WHAT TO PRODUCE » Repeat each record below exactly, dropping the pictures.

RECORD SET »
....
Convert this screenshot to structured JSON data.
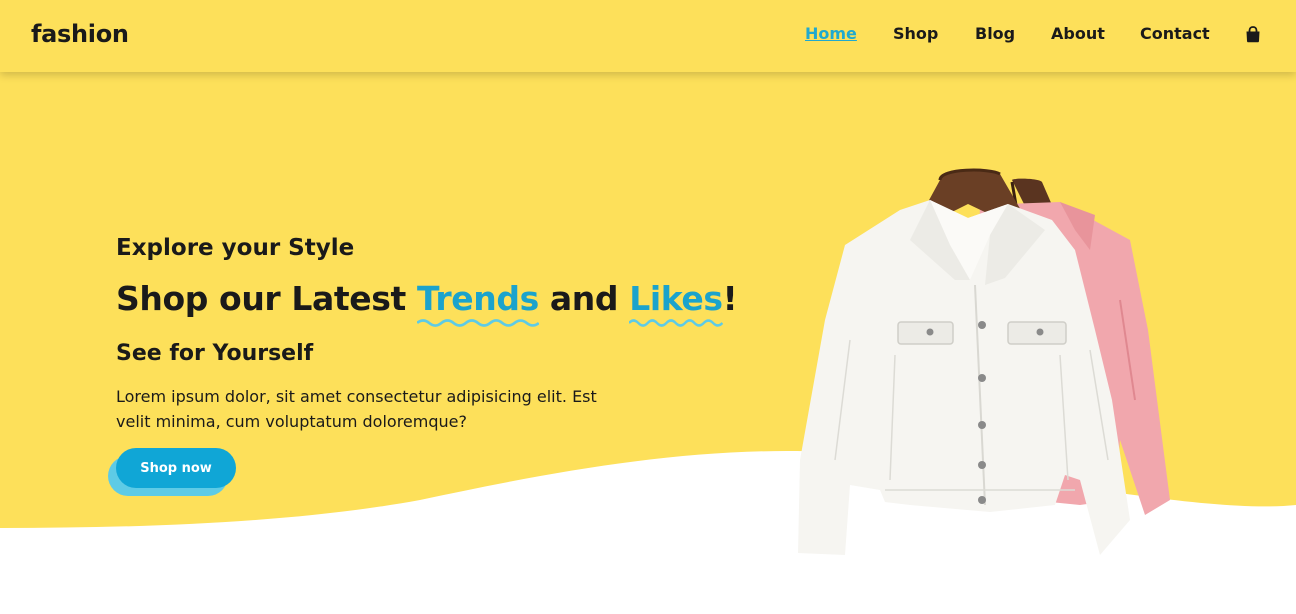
{
  "header": {
    "logo": "fashion",
    "nav": [
      {
        "label": "Home",
        "active": true
      },
      {
        "label": "Shop",
        "active": false
      },
      {
        "label": "Blog",
        "active": false
      },
      {
        "label": "About",
        "active": false
      },
      {
        "label": "Contact",
        "active": false
      }
    ],
    "cart_icon": "shopping-bag-icon"
  },
  "hero": {
    "eyebrow": "Explore your Style",
    "headline": {
      "part1": "Shop our Latest ",
      "highlight1": "Trends",
      "part2": " and ",
      "highlight2": "Likes",
      "part3": "!"
    },
    "subhead": "See for Yourself",
    "description": "Lorem ipsum dolor, sit amet consectetur adipisicing elit. Est velit minima, cum voluptatum doloremque?",
    "cta_label": "Shop now",
    "image": "jackets-on-hangers-image"
  },
  "colors": {
    "background_yellow": "#fde05a",
    "accent_blue": "#10a6d6",
    "highlight_blue": "#1ba3cc",
    "text": "#1a1a1a"
  }
}
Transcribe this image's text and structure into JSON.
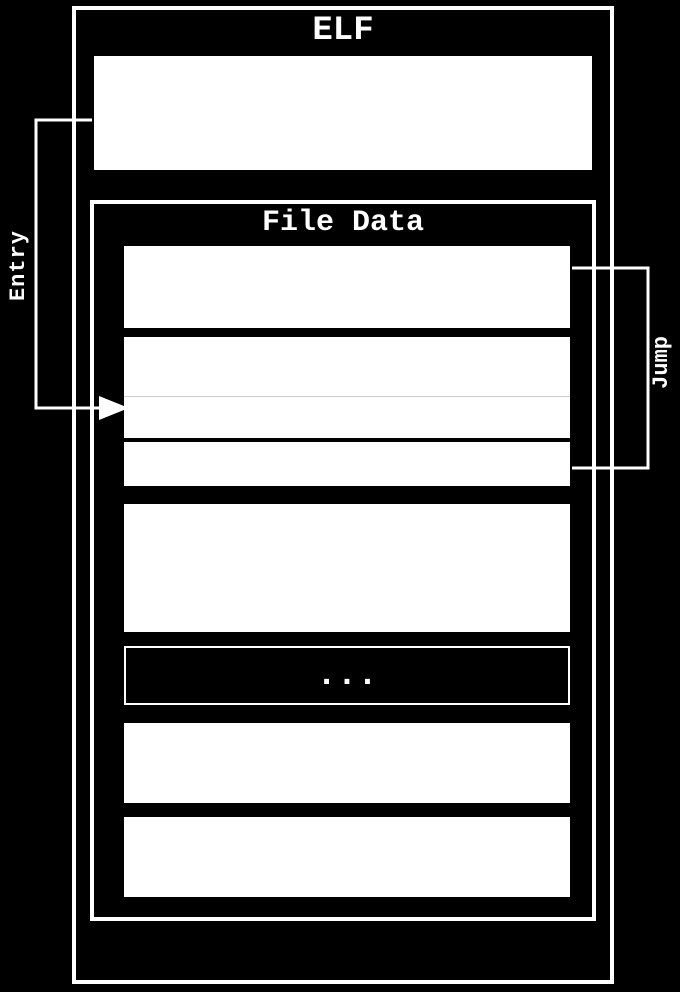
{
  "elf": {
    "title": "ELF",
    "fileData": {
      "title": "File Data",
      "ellipsis": "..."
    }
  },
  "arrows": {
    "entry": "Entry",
    "jump": "Jump"
  }
}
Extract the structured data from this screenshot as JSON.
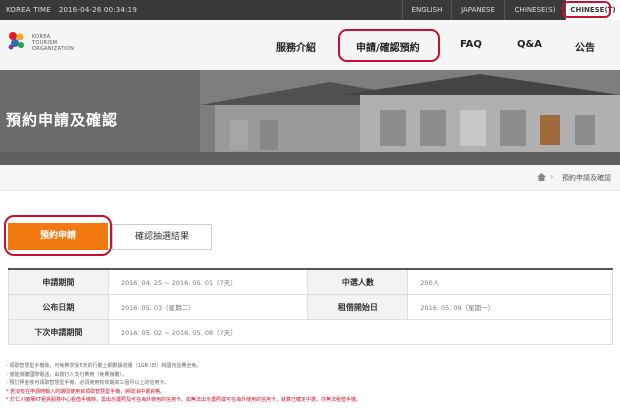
{
  "topbar": {
    "time_label": "KOREA TIME",
    "time_value": "2016-04-26 00:34:19",
    "languages": [
      "ENGLISH",
      "JAPANESE",
      "CHINESE(S)",
      "CHINESE(T)"
    ]
  },
  "header": {
    "logo_lines": [
      "KOREA",
      "TOURISM",
      "ORGANIZATION"
    ],
    "nav": [
      "服務介紹",
      "申請/確認預約",
      "FAQ",
      "Q&A",
      "公告"
    ]
  },
  "hero": {
    "title": "預約申請及確認"
  },
  "breadcrumb": {
    "current": "預約申請及確認"
  },
  "tabs": {
    "active": "預約申請",
    "other": "確認抽選結果"
  },
  "table": {
    "rows": [
      [
        {
          "h": "申請期間"
        },
        {
          "v": "2016. 04. 25 ~ 2016. 05. 01（7天）"
        },
        {
          "h": "中選人數"
        },
        {
          "v": "250人"
        }
      ],
      [
        {
          "h": "公布日期"
        },
        {
          "v": "2016. 05. 03（星期二）"
        },
        {
          "h": "租借開始日"
        },
        {
          "v": "2016. 05. 09（星期一）"
        }
      ],
      [
        {
          "h": "下次申請期間"
        },
        {
          "v": "2016. 05. 02 ~ 2016. 05. 08（7天）"
        }
      ]
    ]
  },
  "notes": {
    "gray": [
      "- 領取智慧型手機後，可免費享受5天的行動上網數據流量（1GB /日）和國內話費全免。",
      "- 僅能接聽國際電話，由撥打人支付費用（免費接聽）。",
      "- 預訂押金後可領取智慧型手機，必須使用有效期高三個月以上的信用卡。"
    ],
    "red": [
      "* 若沒有在申請時輸入的期間使用目領取智慧型手機，將取消中選資格。",
      "* 於仁川機場KT租賃服務中心租借手機時，需出示護照及可在海外使用的信用卡。如無法出示護照或可在海外使用的信用卡，就算已確定中選，亦無法租借手機。"
    ]
  },
  "colors": {
    "accent": "#f2790f",
    "highlight": "#c8102e",
    "topbar": "#3a3a3a"
  }
}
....
THE COMPLETED TASK »
Convert this screenshot to structured JSON data.
{
  "header": {
    "logo": "fashion",
    "nav": [
      {
        "label": "Home",
        "active": true
      },
      {
        "label": "Shop",
        "active": false
      },
      {
        "label": "Blog",
        "active": false
      },
      {
        "label": "About",
        "active": false
      },
      {
        "label": "Contact",
        "active": false
      }
    ],
    "cart_icon": "shopping-bag-icon"
  },
  "hero": {
    "eyebrow": "Explore your Style",
    "headline": {
      "part1": "Shop our Latest ",
      "highlight1": "Trends",
      "part2": " and ",
      "highlight2": "Likes",
      "part3": "!"
    },
    "subhead": "See for Yourself",
    "description": "Lorem ipsum dolor, sit amet consectetur adipisicing elit. Est velit minima, cum voluptatum doloremque?",
    "cta_label": "Shop now",
    "image": "jackets-on-hangers-image"
  },
  "colors": {
    "background_yellow": "#fde05a",
    "accent_blue": "#10a6d6",
    "highlight_blue": "#1ba3cc",
    "text": "#1a1a1a"
  }
}
Transcribe this image's text and structure into JSON.
{
  "elf": {
    "title": "ELF",
    "fileData": {
      "title": "File Data",
      "ellipsis": "..."
    }
  },
  "arrows": {
    "entry": "Entry",
    "jump": "Jump"
  }
}
Extract the structured data from this screenshot as JSON.
{
  "topbar": {
    "time_label": "KOREA TIME",
    "time_value": "2016-04-26 00:34:19",
    "languages": [
      "ENGLISH",
      "JAPANESE",
      "CHINESE(S)",
      "CHINESE(T)"
    ]
  },
  "header": {
    "logo_lines": [
      "KOREA",
      "TOURISM",
      "ORGANIZATION"
    ],
    "nav": [
      "服務介紹",
      "申請/確認預約",
      "FAQ",
      "Q&A",
      "公告"
    ]
  },
  "hero": {
    "title": "預約申請及確認"
  },
  "breadcrumb": {
    "current": "預約申請及確認"
  },
  "tabs": {
    "active": "預約申請",
    "other": "確認抽選結果"
  },
  "table": {
    "rows": [
      [
        {
          "h": "申請期間"
        },
        {
          "v": "2016. 04. 25 ~ 2016. 05. 01（7天）"
        },
        {
          "h": "中選人數"
        },
        {
          "v": "250人"
        }
      ],
      [
        {
          "h": "公布日期"
        },
        {
          "v": "2016. 05. 03（星期二）"
        },
        {
          "h": "租借開始日"
        },
        {
          "v": "2016. 05. 09（星期一）"
        }
      ],
      [
        {
          "h": "下次申請期間"
        },
        {
          "v": "2016. 05. 02 ~ 2016. 05. 08（7天）"
        }
      ]
    ]
  },
  "notes": {
    "gray": [
      "- 領取智慧型手機後，可免費享受5天的行動上網數據流量（1GB /日）和國內話費全免。",
      "- 僅能接聽國際電話，由撥打人支付費用（免費接聽）。",
      "- 預訂押金後可領取智慧型手機，必須使用有效期高三個月以上的信用卡。"
    ],
    "red": [
      "* 若沒有在申請時輸入的期間使用目領取智慧型手機，將取消中選資格。",
      "* 於仁川機場KT租賃服務中心租借手機時，需出示護照及可在海外使用的信用卡。如無法出示護照或可在海外使用的信用卡，就算已確定中選，亦無法租借手機。"
    ]
  },
  "colors": {
    "accent": "#f2790f",
    "highlight": "#c8102e",
    "topbar": "#3a3a3a"
  }
}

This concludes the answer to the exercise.